About this task ▸
Please copy every line of the data in which the string "קבלות" appears.

Data excerpts ▸
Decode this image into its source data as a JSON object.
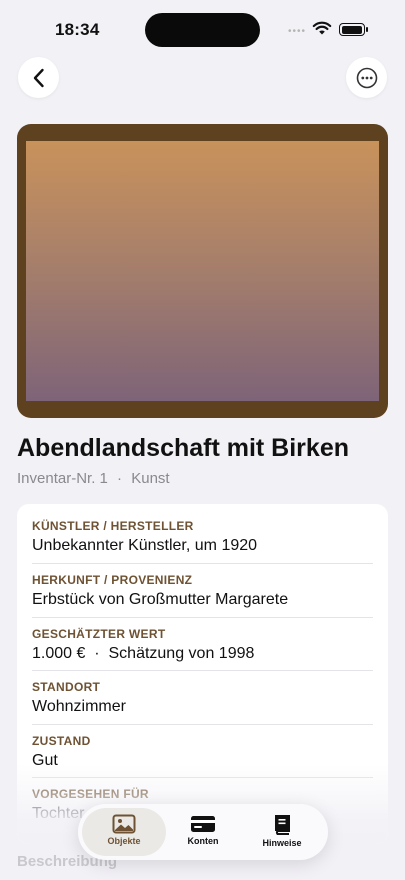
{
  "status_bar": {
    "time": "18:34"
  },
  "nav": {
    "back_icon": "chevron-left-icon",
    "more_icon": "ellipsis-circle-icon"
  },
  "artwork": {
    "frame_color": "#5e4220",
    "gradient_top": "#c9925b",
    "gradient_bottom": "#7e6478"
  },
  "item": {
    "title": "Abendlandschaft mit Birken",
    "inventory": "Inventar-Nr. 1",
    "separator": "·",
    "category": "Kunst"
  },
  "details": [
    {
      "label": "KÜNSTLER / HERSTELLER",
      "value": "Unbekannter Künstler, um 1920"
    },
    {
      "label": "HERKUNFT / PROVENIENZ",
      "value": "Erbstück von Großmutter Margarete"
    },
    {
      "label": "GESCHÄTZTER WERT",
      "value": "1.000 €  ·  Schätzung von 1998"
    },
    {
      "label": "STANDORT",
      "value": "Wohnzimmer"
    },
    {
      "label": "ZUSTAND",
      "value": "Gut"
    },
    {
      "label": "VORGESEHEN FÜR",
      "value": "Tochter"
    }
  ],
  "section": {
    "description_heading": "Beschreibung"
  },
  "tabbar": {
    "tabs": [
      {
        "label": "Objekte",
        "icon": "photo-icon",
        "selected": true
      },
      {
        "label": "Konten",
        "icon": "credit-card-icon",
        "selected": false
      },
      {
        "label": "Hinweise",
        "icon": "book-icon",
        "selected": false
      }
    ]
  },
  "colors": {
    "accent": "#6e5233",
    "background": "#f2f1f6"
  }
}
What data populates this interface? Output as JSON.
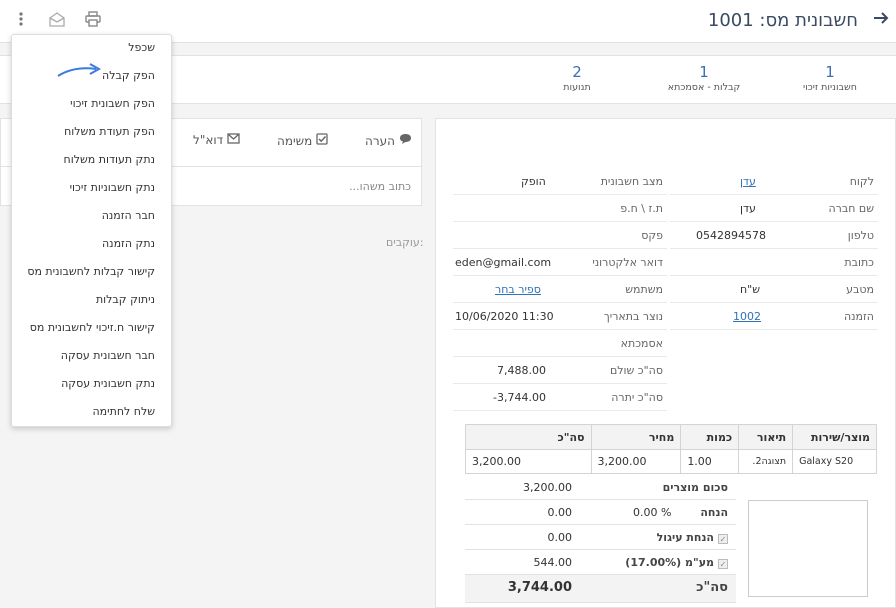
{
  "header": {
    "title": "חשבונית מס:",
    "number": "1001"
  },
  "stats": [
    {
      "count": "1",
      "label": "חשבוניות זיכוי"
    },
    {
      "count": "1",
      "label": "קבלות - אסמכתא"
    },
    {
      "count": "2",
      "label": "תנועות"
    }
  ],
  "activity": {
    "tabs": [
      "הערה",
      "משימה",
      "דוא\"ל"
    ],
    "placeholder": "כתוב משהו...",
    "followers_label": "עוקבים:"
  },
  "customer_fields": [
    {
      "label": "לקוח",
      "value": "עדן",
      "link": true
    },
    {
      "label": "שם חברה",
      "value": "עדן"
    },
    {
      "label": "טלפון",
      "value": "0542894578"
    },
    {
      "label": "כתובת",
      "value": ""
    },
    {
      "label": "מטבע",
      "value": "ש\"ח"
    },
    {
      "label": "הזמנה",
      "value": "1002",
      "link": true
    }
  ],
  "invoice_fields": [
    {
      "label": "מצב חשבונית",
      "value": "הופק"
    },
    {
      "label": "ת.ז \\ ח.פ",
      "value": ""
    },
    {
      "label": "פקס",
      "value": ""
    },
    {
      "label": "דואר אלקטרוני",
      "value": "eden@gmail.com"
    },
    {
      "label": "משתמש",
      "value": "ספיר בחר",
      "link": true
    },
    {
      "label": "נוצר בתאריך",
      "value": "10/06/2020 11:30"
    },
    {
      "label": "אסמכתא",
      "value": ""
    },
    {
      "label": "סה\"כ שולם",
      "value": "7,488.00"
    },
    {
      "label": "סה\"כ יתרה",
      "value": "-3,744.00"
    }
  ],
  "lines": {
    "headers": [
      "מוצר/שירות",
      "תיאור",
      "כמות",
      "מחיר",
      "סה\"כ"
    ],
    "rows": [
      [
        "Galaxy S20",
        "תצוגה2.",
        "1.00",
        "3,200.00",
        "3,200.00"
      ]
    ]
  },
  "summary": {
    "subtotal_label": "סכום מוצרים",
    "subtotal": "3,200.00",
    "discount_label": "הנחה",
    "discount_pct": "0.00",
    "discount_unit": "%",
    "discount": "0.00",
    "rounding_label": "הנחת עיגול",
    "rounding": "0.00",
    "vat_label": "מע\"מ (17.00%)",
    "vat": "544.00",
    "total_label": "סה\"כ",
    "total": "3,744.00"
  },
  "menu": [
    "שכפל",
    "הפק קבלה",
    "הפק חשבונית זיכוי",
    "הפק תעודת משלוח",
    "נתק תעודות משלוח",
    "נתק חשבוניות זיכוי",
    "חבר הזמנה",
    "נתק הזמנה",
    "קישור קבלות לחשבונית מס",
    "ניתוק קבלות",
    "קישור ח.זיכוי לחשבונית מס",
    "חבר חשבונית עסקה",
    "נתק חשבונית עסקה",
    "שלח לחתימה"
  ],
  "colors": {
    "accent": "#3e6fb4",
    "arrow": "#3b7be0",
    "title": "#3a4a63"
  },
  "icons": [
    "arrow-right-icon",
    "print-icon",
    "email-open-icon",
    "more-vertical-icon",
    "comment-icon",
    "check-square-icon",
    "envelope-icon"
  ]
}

Solution to the exercise ▸
      "label": "קבלות - אסמכתא"
    "קישור קבלות לחשבונית מס",
    "ניתוק קבלות",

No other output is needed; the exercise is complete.